Florence Allan, the 17 year old who started her sailing career at age 7 and recently represented Cayman at the International Sailing Federation in Langkawi Malaysia, cannot help but think about the Olympics.
At the Malaysia event in December, she earned the opportunity to compete against 114 other laser sailors from across the world, 52 of whom were women, and placed 26th.
Allan’s rigorous preparation involves sailing practice for three-and-a-half-hours maximum every Tuesday, Thursday, Saturday and most Sundays. She also does CrossFit training three to four times weekly “in order to have the good physical fitness required to sail the Laser at such a high level.”
Her love of sailing came naturally from an early age: “I have always been really competitive, and so when I found something that I loved doing and finding out that I could sail competitively, I was so excited,” the Cayman Prep student said, pointing out the virtues of living on an island and having the opportunity to sail year-round.

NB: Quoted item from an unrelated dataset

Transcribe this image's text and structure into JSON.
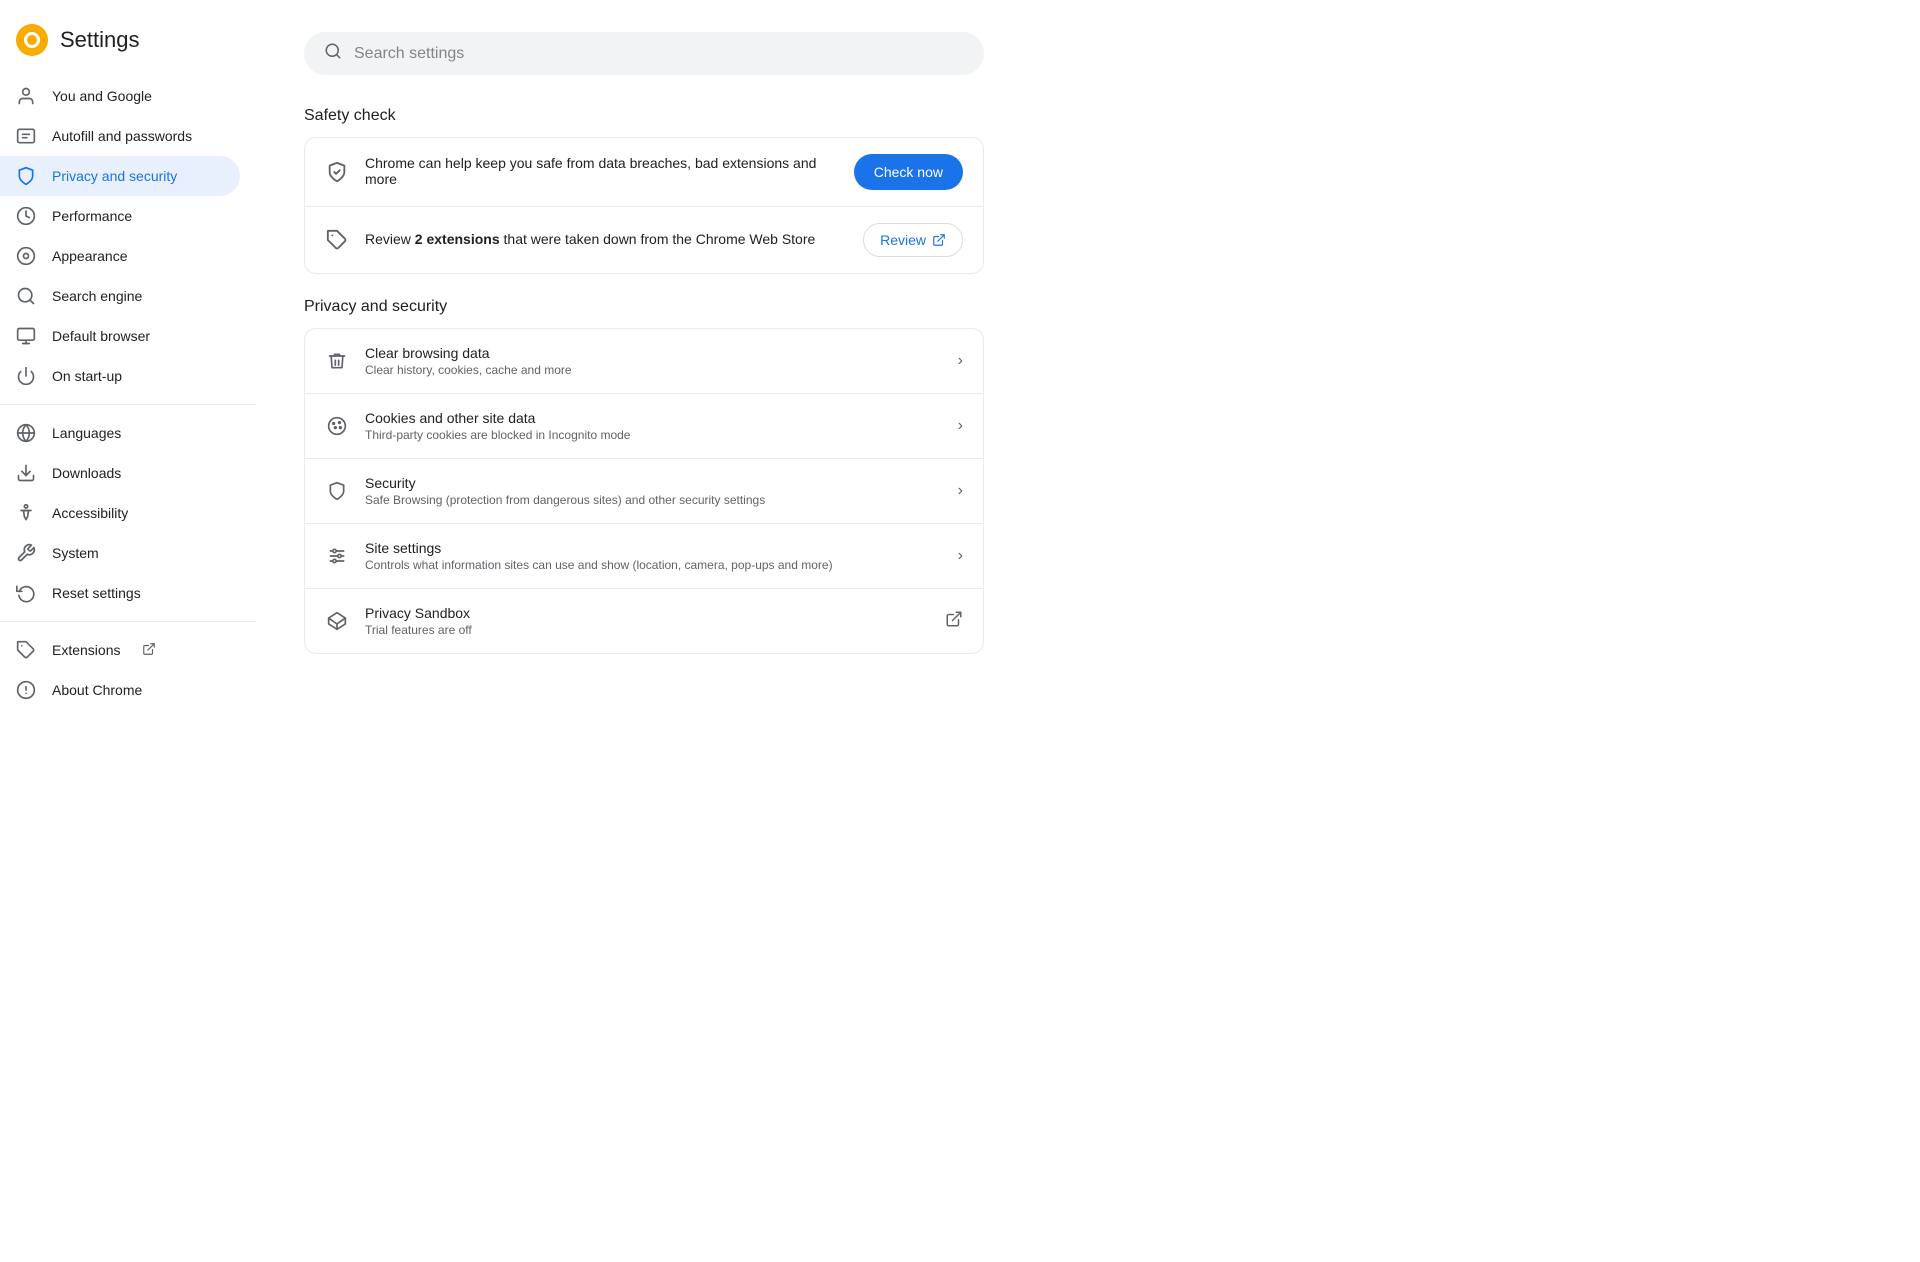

Allan’s experiences during the two-and-a-half weeks she spent in Southeast Asia over the Christmas holiday were eye-opening. “Langkawi was incredible,” she said. “The island was absolutely stunning – it was so lush and uninhabited.”
When she was not practicing, Allan and her team journeyed to a waterfall via cable cars to see the island from above.
She also spent a lot of the time familiarizing herself with the water, winds, tides and current. “It was one of the longest regattas I’ve ever been at,” she said. “It was an amazing opportunity to compete against so many people. A lot of the sailors I already knew from previous events, like the Youth Olympics in China last year [in 2014], so it was wonderful to see my old friends again.” She added, “Coming from a small island where you sail and train with the same people, having the opportunity to go overseas to train and compete against the world’s best was obviously amazing and a fantastic way to see if our training and hard work was worthwhile.”
Allan hopes to begin sailing double-handed boats with a teammate, and to compete in the Olympics in one of those classes.
“I feel that, as a female, I would struggle to find positions on bigger boats, and we don’t really have an opportunity to sail big boats in Cayman, so at the moment sailing the Laser or a double-hander is what I’d like to continue doing,” she said. Allan said competing in the regatta would not have been possible without the support of her sponsor, coach and the youth sailing program.
She also encourages young people to get involved. “We live on a beautiful warm island where we can do water sports year round, so I think young people should at least try it out,” she said. “We come from a seafaring background in the catboat, so I think it’s a great way to retain our culture by younger people becoming involved in sailing.”
“We live on a beautiful warm island where we can do water sports year round, so I think young people should at least try it out.”